Sandi is the author of the “SAM Starter Kit” published by The ITAM Review.
When first setting up an asset management practice, determining which licenses can be proven as legal can be quite a challenge. Many publishers now offer licenses on line, which eliminates a great deal of confusion when it comes to proving validity of software. If the publisher shows the license on your eLicense site, you are guaranteed that the license is valid. This is one of the reasons it is so important to cross reference your purchase history with your publisher’s purchase history. If there is a discrepancy, it may mean that your vendor is not providing valid licenses or it may mean that your license is listed in the wrong account.
Not all publishers provide a foolproof license program. Some do not reference specific agreement numbers and require the company name to be spelled exactly the same each time or require a single email address for all orders to ensure the licenses are listed together. This means that your licenses may be on record somewhere, but may not be readily accessible. I’ve even experienced two companies with similar names mixed up by the publisher, which required several phone calls to fix.
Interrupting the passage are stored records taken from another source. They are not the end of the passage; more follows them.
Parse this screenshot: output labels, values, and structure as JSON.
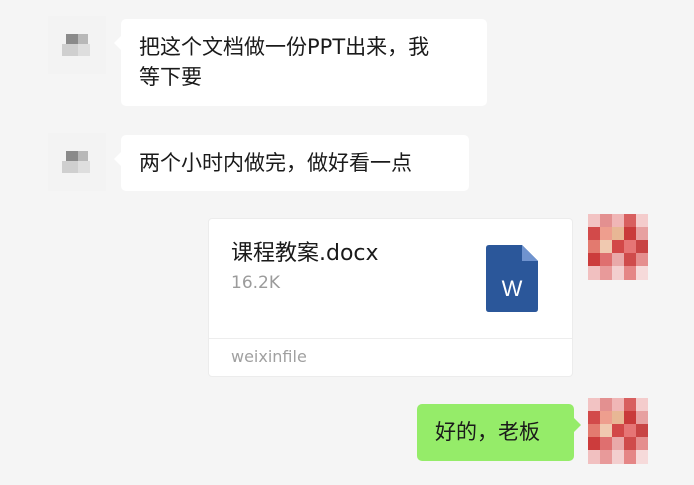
{
  "messages": [
    {
      "side": "left",
      "text": "把这个文档做一份PPT出来，我\n等下要"
    },
    {
      "side": "left",
      "text": "两个小时内做完，做好看一点"
    },
    {
      "side": "right",
      "type": "file",
      "file": {
        "name": "课程教案.docx",
        "size": "16.2K",
        "source": "weixinfile",
        "icon": "word-doc-icon",
        "icon_letter": "W",
        "icon_color": "#2b579a"
      }
    },
    {
      "side": "right",
      "text": "好的，老板"
    }
  ],
  "colors": {
    "background": "#f5f5f5",
    "left_bubble": "#ffffff",
    "right_bubble": "#95ec69",
    "word_blue": "#2b579a"
  }
}
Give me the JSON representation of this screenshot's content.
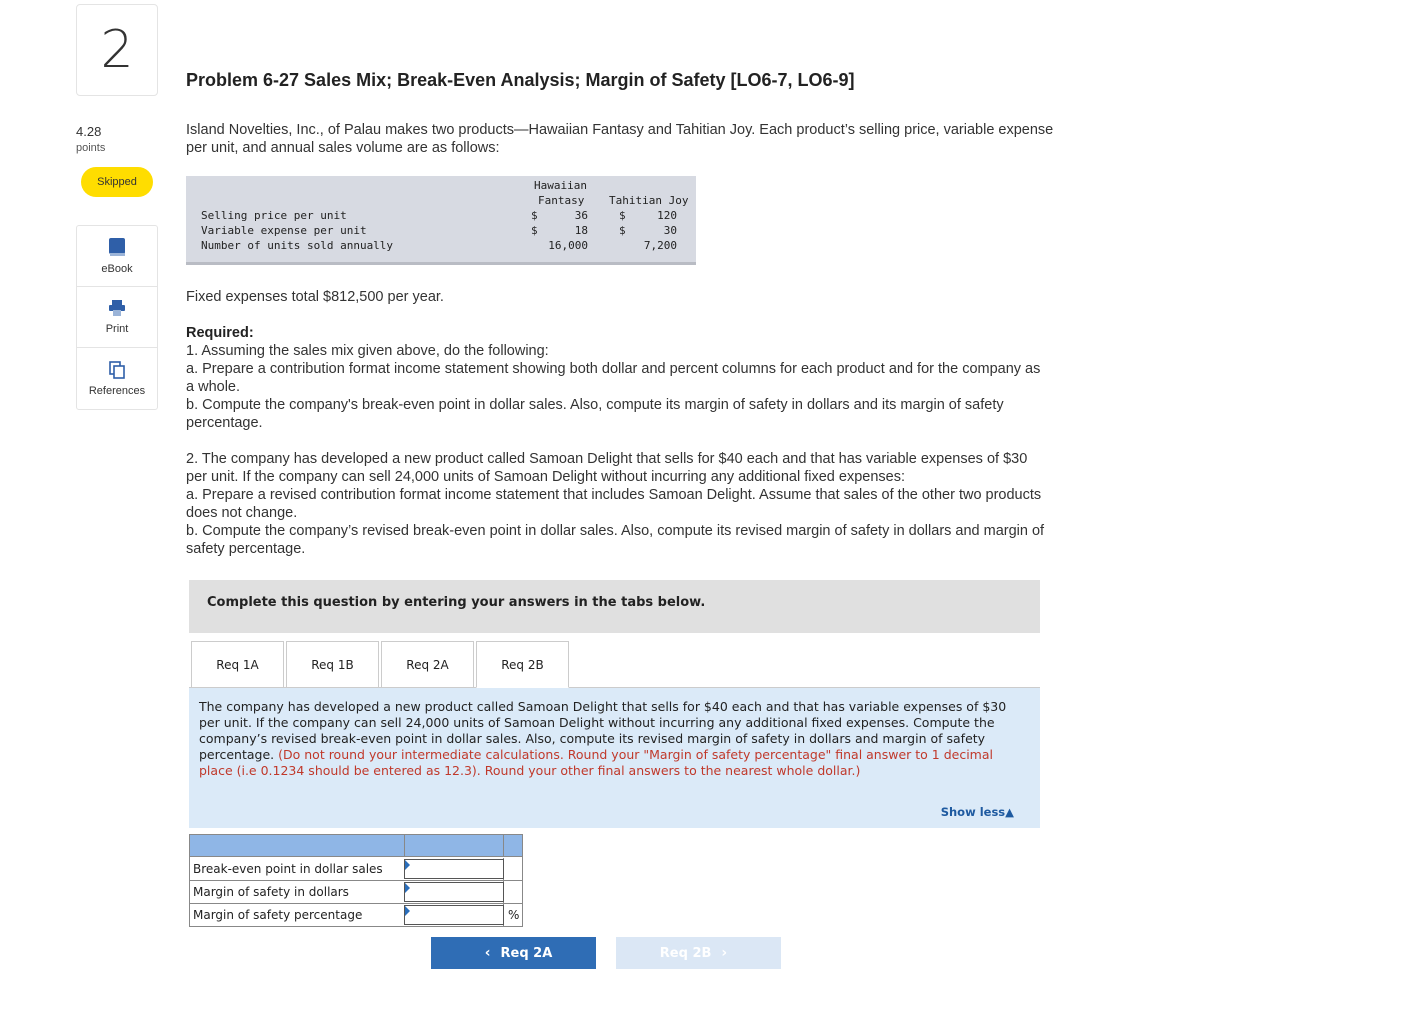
{
  "question": {
    "number": "2",
    "points_value": "4.28",
    "points_label": "points",
    "status": "Skipped"
  },
  "tools": [
    {
      "label": "eBook",
      "icon": "book-icon"
    },
    {
      "label": "Print",
      "icon": "printer-icon"
    },
    {
      "label": "References",
      "icon": "copy-icon"
    }
  ],
  "problem": {
    "title": "Problem 6-27 Sales Mix; Break-Even Analysis; Margin of Safety [LO6-7, LO6-9]",
    "intro_1": "Island Novelties, Inc., of Palau makes two products—Hawaiian Fantasy and Tahitian Joy. Each product’s selling price, variable expense",
    "intro_2": "per unit, and annual sales volume are as follows:",
    "fixed_expenses": "Fixed expenses total $812,500 per year.",
    "required_heading": "Required:",
    "req1": "1. Assuming the sales mix given above, do the following:",
    "req1a_1": "a. Prepare a contribution format income statement showing both dollar and percent columns for each product and for the company as",
    "req1a_2": "a whole.",
    "req1b_1": "b. Compute the company's break-even point in dollar sales. Also, compute its margin of safety in dollars and its margin of safety",
    "req1b_2": "percentage.",
    "req2_1": "2. The company has developed a new product called Samoan Delight that sells for $40 each and that has variable expenses of $30",
    "req2_2": "per unit. If the company can sell 24,000 units of Samoan Delight without incurring any additional fixed expenses:",
    "req2a_1": "a. Prepare a revised contribution format income statement that includes Samoan Delight. Assume that sales of the other two products",
    "req2a_2": "does not change.",
    "req2b_1": "b. Compute the company’s revised break-even point in dollar sales. Also, compute its revised margin of safety in dollars and margin of",
    "req2b_2": "safety percentage."
  },
  "product_table": {
    "col1_header_line1": "Hawaiian",
    "col1_header_line2": "Fantasy",
    "col2_header": "Tahitian Joy",
    "rows": [
      {
        "label": "Selling price per unit",
        "c1_sym": "$",
        "c1": "36",
        "c2_sym": "$",
        "c2": "120"
      },
      {
        "label": "Variable expense per unit",
        "c1_sym": "$",
        "c1": "18",
        "c2_sym": "$",
        "c2": "30"
      },
      {
        "label": "Number of units sold annually",
        "c1_sym": "",
        "c1": "16,000",
        "c2_sym": "",
        "c2": "7,200"
      }
    ]
  },
  "instructions": "Complete this question by entering your answers in the tabs below.",
  "tabs": [
    "Req 1A",
    "Req 1B",
    "Req 2A",
    "Req 2B"
  ],
  "active_tab": "Req 2B",
  "req_panel": {
    "text": "The company has developed a new product called Samoan Delight that sells for $40 each and that has variable expenses of $30 per unit. If the company can sell 24,000 units of Samoan Delight without incurring any additional fixed expenses. Compute the company’s revised break-even point in dollar sales. Also, compute its revised margin of safety in dollars and margin of safety percentage.",
    "note": "(Do not round your intermediate calculations.  Round your \"Margin of safety percentage\" final answer to 1 decimal place (i.e 0.1234 should be entered as 12.3).  Round your other final answers to the nearest whole dollar.)",
    "show_less": "Show less"
  },
  "answer_table": {
    "rows": [
      {
        "label": "Break-even point in dollar sales",
        "value": "",
        "unit": ""
      },
      {
        "label": "Margin of safety in dollars",
        "value": "",
        "unit": ""
      },
      {
        "label": "Margin of safety percentage",
        "value": "",
        "unit": "%"
      }
    ]
  },
  "nav": {
    "prev_label": "Req 2A",
    "next_label": "Req 2B"
  },
  "colors": {
    "accent": "#2f6db5",
    "skipped_badge": "#ffdd00",
    "note_red": "#c0392b",
    "panel_bg": "#dbeaf8"
  }
}
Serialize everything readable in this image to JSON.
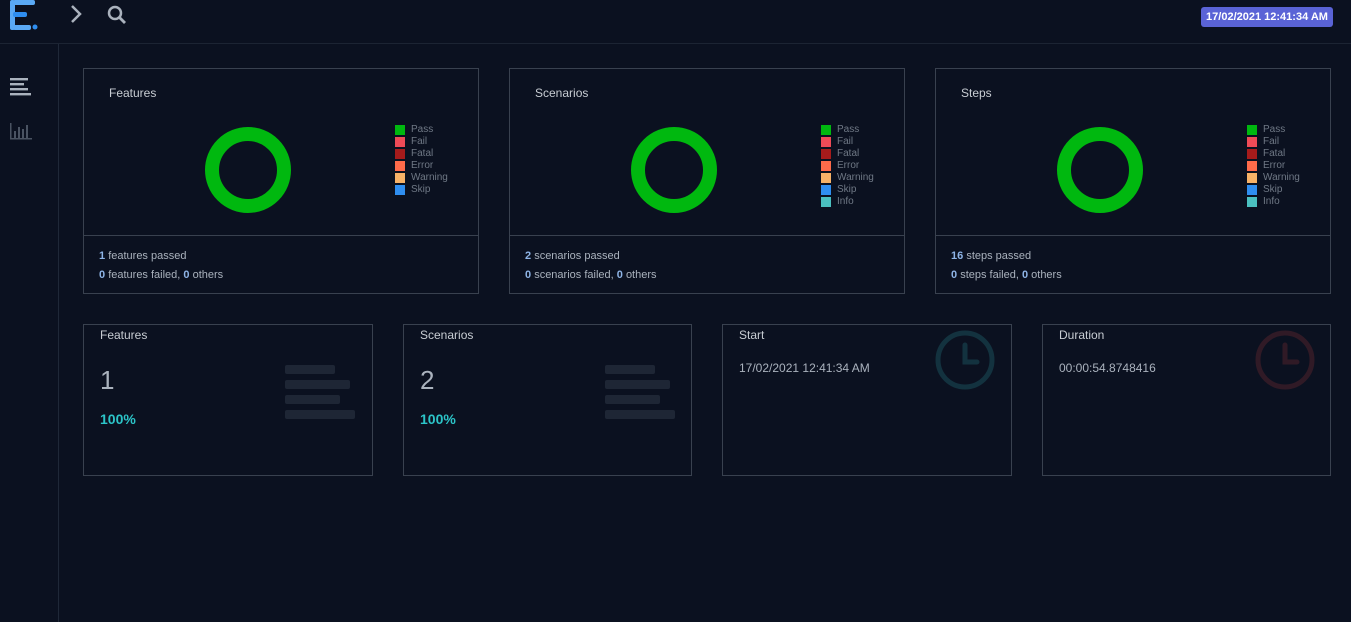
{
  "header": {
    "timestamp_badge": "17/02/2021 12:41:34 AM",
    "icons": [
      "logo-icon",
      "chevron-right-icon",
      "search-icon"
    ]
  },
  "sidebar": {
    "items": [
      {
        "icon": "dashboard-list-icon"
      },
      {
        "icon": "bar-chart-icon"
      }
    ]
  },
  "colors": {
    "pass": "#00b80f",
    "fail": "#ef4b57",
    "fatal": "#a61b1b",
    "error": "#ff6b4a",
    "warning": "#f7b267",
    "skip": "#2f8ef0",
    "info": "#4bc0c0",
    "badge": "#5a63d6",
    "accent_percent": "#2cc5c9"
  },
  "charts": [
    {
      "title": "Features",
      "legend": [
        "Pass",
        "Fail",
        "Fatal",
        "Error",
        "Warning",
        "Skip"
      ],
      "passed_count": "1",
      "passed_text": "features passed",
      "failed_count": "0",
      "failed_text": "features failed,",
      "others_count": "0",
      "others_text": "others"
    },
    {
      "title": "Scenarios",
      "legend": [
        "Pass",
        "Fail",
        "Fatal",
        "Error",
        "Warning",
        "Skip",
        "Info"
      ],
      "passed_count": "2",
      "passed_text": "scenarios passed",
      "failed_count": "0",
      "failed_text": "scenarios failed,",
      "others_count": "0",
      "others_text": "others"
    },
    {
      "title": "Steps",
      "legend": [
        "Pass",
        "Fail",
        "Fatal",
        "Error",
        "Warning",
        "Skip",
        "Info"
      ],
      "passed_count": "16",
      "passed_text": "steps passed",
      "failed_count": "0",
      "failed_text": "steps failed,",
      "others_count": "0",
      "others_text": "others"
    }
  ],
  "stats": {
    "features": {
      "title": "Features",
      "value": "1",
      "percent": "100%"
    },
    "scenarios": {
      "title": "Scenarios",
      "value": "2",
      "percent": "100%"
    },
    "start": {
      "title": "Start",
      "text": "17/02/2021 12:41:34 AM",
      "icon": "clock-icon"
    },
    "duration": {
      "title": "Duration",
      "text": "00:00:54.8748416",
      "icon": "clock-icon"
    }
  }
}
There may be many reasons the licenses do not show up on the eLicense site, but the publishers are general very amicable to fixing their records.
If licenses were purchased as OEM there may be stickers, or proof of license may be the invoice. If retail packages are purchased, there is usually something identified – either a sticker on the box or an internal document – as “Proof of License” and occasionally the media is also considered part of the proof of license. Ensure these are recorded in inventory and securely stored in case an audit is called. OEM and retail licenses will not appear on any eLicense sites and will be questioned by an auditor, especially if large quantities are purchased this way.
Some of the big electronics or office supply stores will provide discount for purchasing retail boxes in bulk, but remember, the savings will be offset by the costs of storing multiple proof of license documents and multiple serial numbers. If there is confusion over which document is considered proof of license, contact the software publisher to find out what is required or keep all documentation.
This article has been contributed by Sandi Conrad of Conrad & Associates. Sandi is the author of the “SAM Starter Kit” published by The ITAM Review.
Sandi has been in the software business since 1991 and was one of the first Software Contract Administrators in Canada.
She has been providing consulting services since 1996, helping hundreds of clients to understand their obligations and rights under a myriad of contracts, and comparing licensing programs to find the most advantageous options for her clients.